“We've got friends who have agreed to be our network partners. For instance, if someone has questions about coding, we've got someone who is a Professor of Robotics who can give a hand online.”
While commercial tuition centres help kids to earn results through constant repetition of the syllabus, the Ranks hope that their initiative will help the kids become much more independent learners. This will be especially important for students who need to maintain their education whilst competing overseas.
“As these kids grow a bit older and they hit the later part of high school, you hear them talking about having to choose between sport and studies, but you don’t have to. You can do both quite easily in high school, university and beyond.
“If we get them ahead, or if we set a strong foundation and teach them how to learn… We're hoping that this will help them to see that for themselves, and not just find a balance, but do well at both.
“I'm hoping that in about six to 12 months, 18 months at the most, they'll be quite independent learners. So even if they travel for taekwondo tournaments and you have to pull them out of school for three months at a time or something, they can continue to learn at their own pace.”
But the most simple and powerful message the Ranks would like students to take from the program is that with the right approach, they can achieve anything they put their minds to.
“One of the nine-year-olds at the club actually said, ‘hey Mum, when I grow up, I want to be a doctor’, and the Mum said ‘why?’ She pointed at me and said, ‘doesn't look too hard’.
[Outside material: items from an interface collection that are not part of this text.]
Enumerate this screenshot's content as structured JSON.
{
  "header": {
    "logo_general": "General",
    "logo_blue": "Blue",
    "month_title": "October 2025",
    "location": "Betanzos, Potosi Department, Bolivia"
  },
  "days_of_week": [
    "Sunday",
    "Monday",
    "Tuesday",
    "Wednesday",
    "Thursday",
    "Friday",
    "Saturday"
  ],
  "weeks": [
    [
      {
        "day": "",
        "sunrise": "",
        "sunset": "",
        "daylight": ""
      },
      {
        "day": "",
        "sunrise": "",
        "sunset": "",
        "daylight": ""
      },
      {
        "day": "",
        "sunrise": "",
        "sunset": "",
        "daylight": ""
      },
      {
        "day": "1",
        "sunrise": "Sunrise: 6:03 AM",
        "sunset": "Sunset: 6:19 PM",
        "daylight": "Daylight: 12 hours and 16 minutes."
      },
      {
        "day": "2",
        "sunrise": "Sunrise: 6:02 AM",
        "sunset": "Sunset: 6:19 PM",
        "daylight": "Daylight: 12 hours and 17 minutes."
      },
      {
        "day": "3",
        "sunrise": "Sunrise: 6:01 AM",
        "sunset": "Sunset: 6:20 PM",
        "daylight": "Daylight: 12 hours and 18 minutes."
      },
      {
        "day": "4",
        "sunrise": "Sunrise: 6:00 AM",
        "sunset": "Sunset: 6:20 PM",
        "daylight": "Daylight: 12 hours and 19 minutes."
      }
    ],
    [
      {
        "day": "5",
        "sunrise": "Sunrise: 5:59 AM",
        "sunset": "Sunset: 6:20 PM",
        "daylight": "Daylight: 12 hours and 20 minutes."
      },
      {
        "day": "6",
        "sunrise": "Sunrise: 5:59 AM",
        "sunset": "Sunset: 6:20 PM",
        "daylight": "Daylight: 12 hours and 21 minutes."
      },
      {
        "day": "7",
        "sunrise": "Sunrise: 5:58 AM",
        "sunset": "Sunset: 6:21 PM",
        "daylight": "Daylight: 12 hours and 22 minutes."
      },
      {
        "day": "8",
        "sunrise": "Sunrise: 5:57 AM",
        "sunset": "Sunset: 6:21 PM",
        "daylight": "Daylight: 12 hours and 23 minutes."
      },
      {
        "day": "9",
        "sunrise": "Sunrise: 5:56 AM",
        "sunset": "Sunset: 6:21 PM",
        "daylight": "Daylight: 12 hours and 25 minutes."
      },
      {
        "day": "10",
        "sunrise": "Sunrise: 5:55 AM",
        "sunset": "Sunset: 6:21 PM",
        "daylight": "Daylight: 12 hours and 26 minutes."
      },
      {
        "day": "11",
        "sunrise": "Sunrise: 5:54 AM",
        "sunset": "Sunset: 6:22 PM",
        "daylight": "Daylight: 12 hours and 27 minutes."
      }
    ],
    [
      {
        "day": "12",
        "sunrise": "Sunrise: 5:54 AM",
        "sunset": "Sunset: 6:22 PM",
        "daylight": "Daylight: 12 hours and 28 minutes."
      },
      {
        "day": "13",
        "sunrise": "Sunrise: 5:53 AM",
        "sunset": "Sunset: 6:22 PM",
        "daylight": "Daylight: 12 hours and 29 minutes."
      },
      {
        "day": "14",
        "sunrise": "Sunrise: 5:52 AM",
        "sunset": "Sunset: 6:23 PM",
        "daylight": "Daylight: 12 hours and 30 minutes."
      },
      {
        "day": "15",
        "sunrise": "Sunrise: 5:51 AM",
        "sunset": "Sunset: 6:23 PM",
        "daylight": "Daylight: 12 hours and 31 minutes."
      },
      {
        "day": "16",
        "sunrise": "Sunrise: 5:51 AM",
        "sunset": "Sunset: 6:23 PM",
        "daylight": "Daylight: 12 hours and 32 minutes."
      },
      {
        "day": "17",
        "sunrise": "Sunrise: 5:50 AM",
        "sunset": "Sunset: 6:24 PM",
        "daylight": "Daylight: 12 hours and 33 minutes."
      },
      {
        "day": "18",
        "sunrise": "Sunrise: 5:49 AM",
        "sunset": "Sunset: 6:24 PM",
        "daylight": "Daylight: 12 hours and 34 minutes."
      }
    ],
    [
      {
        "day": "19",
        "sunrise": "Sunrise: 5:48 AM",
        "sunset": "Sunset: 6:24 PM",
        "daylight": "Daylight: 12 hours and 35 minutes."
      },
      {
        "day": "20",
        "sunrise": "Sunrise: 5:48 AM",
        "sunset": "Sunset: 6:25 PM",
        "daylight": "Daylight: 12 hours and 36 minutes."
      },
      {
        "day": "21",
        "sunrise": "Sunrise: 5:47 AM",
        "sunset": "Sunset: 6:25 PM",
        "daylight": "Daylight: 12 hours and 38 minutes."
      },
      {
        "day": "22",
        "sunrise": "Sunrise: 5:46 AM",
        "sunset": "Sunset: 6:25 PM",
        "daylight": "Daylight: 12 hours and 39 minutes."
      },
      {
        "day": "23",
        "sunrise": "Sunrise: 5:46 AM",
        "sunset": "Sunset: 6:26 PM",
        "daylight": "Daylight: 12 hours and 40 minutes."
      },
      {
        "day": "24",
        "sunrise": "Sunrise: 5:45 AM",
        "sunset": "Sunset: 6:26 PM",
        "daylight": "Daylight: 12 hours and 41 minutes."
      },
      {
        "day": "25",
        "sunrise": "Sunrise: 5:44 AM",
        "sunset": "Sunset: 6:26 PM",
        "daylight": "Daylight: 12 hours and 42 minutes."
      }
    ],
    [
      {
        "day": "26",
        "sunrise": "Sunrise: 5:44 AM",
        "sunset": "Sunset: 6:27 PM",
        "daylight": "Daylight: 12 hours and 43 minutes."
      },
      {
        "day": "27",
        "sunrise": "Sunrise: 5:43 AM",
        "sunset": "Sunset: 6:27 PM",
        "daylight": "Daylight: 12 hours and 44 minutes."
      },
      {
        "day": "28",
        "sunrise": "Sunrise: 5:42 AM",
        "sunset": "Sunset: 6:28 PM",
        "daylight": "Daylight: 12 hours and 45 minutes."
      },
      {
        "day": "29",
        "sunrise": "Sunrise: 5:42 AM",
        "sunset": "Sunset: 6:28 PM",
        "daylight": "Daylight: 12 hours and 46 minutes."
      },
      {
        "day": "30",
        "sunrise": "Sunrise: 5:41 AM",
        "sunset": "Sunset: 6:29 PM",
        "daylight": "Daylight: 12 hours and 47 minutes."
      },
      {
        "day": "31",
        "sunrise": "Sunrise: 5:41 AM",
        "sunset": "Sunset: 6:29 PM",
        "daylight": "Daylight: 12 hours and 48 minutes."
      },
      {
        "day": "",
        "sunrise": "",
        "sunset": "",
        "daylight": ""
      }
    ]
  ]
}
“That's great, that's exactly what I want the kids to see. It's not hard, you can do this.”
Melbourne will host the next Kukkiwon courses in late September. The Kukkiwon International Master Course and Kukkiwon Poom / Dan Examiners course are available for members and non-members.